[¶13] The juvenile court found that the father used drugs and alcohol, was verbally abusive to the mother in front of the children, could not control his anger, and was hostile toward the social workers, and that the child's fine motor skills were underdeveloped from living with the father and the mother. These findings support the conclusion the child was deprived.
[¶14] The father argues, if there was deprivation, it would not continue. "In determining whether the causes and conditions of deprivation will continue or will not be remedied, evidence of past deprivation alone is not enough, and there must be prognostic evidence that forms the basis for reasonable prediction of continued or future deprivation." Interest of E.R., 2004 ND 202, ¶ 7, 688 N.W.2d 384. Prognostic evidence is "evidence that forms the basis of reasonable prediction as to future behavior." Interest of D.R., 2001 ND 183, ¶ 11, 636 N.W.2d 412.
[¶15] The juvenile court found that the father failed to complete the requirements set out by Social Services and that he was living with the mother again. The juvenile court and the father recognize the mother has a detrimental effect on the child. The failure of one parent to separate from the other parent justifies termination of a parental relationship if the one spouse creates a dangerous environment for the child. See Interest of D.N., 2001 ND 71, 624 N.W.2d 686; Interest of N.N., 278 N.W.2d 150 (N.D. 1979); Interest of K.P., 267 N.W.2d 1 (N.D. 1978); Interest of J.Z., 190 N.W.2d 27 (N.D. 1971). The father's allowing the mother to move back in with him demonstrates that his priority is to maintain a relationship with the mother instead of his child.

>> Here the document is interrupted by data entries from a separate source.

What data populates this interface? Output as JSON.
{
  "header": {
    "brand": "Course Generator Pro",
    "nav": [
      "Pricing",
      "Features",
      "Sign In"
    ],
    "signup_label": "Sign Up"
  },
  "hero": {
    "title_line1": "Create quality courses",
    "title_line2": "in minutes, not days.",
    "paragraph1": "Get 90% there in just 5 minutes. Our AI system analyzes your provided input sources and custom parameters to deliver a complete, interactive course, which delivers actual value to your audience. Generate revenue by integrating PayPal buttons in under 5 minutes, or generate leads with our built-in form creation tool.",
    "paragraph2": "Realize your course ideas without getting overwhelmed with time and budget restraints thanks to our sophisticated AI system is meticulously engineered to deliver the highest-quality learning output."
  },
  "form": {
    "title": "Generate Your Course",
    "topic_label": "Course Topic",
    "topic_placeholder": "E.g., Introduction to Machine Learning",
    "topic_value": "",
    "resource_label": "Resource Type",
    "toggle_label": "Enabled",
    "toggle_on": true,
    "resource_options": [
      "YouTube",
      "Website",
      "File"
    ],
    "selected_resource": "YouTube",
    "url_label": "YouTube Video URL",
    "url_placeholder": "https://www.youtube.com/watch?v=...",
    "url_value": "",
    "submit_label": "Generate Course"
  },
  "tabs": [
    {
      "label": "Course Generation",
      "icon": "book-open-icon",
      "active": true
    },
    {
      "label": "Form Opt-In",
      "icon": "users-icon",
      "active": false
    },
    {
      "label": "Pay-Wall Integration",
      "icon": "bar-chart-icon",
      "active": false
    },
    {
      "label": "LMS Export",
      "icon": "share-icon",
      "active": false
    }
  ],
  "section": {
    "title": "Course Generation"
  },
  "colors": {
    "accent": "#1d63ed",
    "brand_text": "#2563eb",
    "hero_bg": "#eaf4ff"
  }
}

[¶16] At the time of the trial, the child had been out of the father's home for 927 days. "When there has been an extensive period in which efforts have been made to overcome a parent's inabilities to effectively parent, the courts cannot allow the children 'to remain in this indeterminate status midway between foster care and the obvious need for permanent placement.'" Interest of B.N., 2003 ND 68, ¶ 25, 660 N.W.2d 610 (citations omitted). This child's living situation should not continue to linger on in the hope that the father may finally follow through on his promise to reform.
[¶17] The juvenile court was not clearly erroneous in determining that the child was deprived and that the father's living with the mother and his failure to follow through on his programs are prognostic evidence that deprivation would continue if the child returned home.
[¶18] We affirm the juvenile court's judgment.
|[¶19]||Dale V. Sandstrom|
Carol Ronning Kapsner
Mary Muehlen Maring
Gerald W. VandeWalle, C.J.
[¶20] The Honorable Daniel J. Crothers did not participate in this decision.